Skyfall, the 23rd James Bond movie, has been nominated for five awards, the most in the history of the film series. The previous 007 record was held by The Spy Who Loved Me with three nominations (and no wins).

We know that Adele will perform the Skyfall title song. That’s one of the five nominations for Skyfall (Adele and Paul Epworth are nominated as the songwriters). Shirley Bassey has been announced as appearing and there will be some kind of James Bond tribute. Tom Jones may be there as well but there appears to be no official announcement to that effect in the PRESS RELEASE ARCHIVE for the Oscars.

A Bond film hasn’t been nominated since 1981’s For Your Eyes Only, for best song. The series is 0-for-3 on best song nominations (Live And Let Die and Nobody Does It Better from The Spy Who Loved Me also got nominations). For the 1982 show, Sheena Easton performed For Your Eyes Only as part of an elaborate 007 dance number and Albert R. Broccoli won the Irving Thalberg award, given to a producer for his or her body of work.

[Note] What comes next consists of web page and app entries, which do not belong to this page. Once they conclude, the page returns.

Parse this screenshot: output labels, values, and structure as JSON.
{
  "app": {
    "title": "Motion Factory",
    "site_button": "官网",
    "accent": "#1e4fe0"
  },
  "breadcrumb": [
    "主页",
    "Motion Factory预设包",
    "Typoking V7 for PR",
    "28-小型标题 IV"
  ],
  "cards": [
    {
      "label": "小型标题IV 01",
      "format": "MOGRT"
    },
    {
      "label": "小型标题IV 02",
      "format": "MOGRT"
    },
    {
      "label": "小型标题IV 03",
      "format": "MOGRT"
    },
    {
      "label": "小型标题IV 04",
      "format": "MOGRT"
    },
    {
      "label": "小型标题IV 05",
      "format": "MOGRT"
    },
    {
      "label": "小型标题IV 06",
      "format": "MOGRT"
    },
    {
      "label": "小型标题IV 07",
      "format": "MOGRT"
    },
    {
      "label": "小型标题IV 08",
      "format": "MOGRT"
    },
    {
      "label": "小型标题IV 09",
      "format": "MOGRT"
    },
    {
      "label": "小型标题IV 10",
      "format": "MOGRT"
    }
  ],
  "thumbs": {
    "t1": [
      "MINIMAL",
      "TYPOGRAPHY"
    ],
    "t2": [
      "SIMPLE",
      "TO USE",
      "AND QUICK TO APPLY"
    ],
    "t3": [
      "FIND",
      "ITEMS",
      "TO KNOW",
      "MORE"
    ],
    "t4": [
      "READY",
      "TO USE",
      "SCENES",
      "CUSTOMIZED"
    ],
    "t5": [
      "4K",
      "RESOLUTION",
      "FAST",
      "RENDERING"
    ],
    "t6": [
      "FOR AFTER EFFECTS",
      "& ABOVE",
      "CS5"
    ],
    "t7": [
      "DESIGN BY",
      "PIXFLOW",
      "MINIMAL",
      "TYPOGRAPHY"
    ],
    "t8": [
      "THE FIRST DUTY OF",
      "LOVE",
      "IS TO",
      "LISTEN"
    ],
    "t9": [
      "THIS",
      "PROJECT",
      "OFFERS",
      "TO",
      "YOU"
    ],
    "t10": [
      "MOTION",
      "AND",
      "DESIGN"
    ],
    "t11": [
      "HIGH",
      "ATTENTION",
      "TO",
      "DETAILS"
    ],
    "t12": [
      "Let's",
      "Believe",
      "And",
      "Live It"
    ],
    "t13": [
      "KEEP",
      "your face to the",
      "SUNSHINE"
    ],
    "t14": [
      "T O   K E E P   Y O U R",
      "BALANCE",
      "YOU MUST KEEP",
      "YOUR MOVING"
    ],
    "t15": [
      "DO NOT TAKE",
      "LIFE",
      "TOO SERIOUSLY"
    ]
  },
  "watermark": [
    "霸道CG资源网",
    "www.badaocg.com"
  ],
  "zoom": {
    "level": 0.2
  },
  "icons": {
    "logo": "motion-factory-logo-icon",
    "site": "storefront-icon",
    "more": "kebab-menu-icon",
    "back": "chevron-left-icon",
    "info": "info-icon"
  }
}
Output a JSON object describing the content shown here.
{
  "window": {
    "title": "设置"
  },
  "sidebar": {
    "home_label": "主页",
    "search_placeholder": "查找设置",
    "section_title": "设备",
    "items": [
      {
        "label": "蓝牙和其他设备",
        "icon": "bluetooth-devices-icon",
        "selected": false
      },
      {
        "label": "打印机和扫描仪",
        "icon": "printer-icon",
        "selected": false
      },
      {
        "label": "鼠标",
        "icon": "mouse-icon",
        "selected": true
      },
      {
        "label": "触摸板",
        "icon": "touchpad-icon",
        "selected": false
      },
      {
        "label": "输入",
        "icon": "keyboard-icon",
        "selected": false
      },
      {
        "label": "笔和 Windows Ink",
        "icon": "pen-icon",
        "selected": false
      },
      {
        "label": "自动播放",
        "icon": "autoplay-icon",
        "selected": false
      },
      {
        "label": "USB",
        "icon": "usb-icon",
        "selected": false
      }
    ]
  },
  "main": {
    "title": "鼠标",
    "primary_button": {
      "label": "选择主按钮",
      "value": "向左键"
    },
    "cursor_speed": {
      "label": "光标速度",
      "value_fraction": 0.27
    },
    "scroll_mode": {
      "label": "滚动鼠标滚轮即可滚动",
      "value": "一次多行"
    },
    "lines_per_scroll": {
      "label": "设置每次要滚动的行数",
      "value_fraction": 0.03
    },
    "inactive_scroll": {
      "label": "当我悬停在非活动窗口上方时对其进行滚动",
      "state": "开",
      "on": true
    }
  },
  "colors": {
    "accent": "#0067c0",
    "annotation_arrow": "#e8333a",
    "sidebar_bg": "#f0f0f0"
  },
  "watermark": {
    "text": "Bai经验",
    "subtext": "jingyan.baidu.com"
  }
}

We’ll Tweet @HMSSWeblog and turn those into posts here.

CNN uses Thunderball clip to mock Fox News over jetpack story

We could set this up better, but it’s a little complicated. But suffice it to say this involves a bogus story about the Los Angeles Police Department ordering thousands of jetpacks, one cable network (CNN) chiding another (Fox News) and a clip from Thunderball, where Sean Connery’s James Bond used a jetpack to escape some SPECTRE thugs. So here’s CNN’s Jeanne Moos:

Life (and death) imitates fiction

CNN reported a story on its Web site last month that will resonate with anyone who has read Ian Fleming’s 1964 You Only Live Twice novel.

AOKIGAHARA FOREST, Japan (CNN) — Aokigahara Forest is known for two things in Japan: breathtaking views of Mount Fuji and suicides. Also called the Sea of Trees, this destination for the desperate is a place where the suicidal disappear, often never to be found in the dense forest.

This story contains no Doctor Shatterhand, aka Ernst Stavro Blofeld, and a “garden of death” intended to lure those who want to kill themselves. Still, suicide is on the rise in Japan, according to CNN:

There were 2,645 suicides recorded in January 2009, a 15 percent increase from the 2,305 for January 2008, according to the Japanese government.

The Japanese government said suicide rates are a priority and pledged to cut the number of suicides by more than 20 percent by 2016. It plans to improve suicide awareness in schools and workplaces. But officials fear the toll will rise with unemployment and bankruptcies, matching suicide spikes in earlier tough economic times.

To read the entire CNN story, JUST CLICK HERE.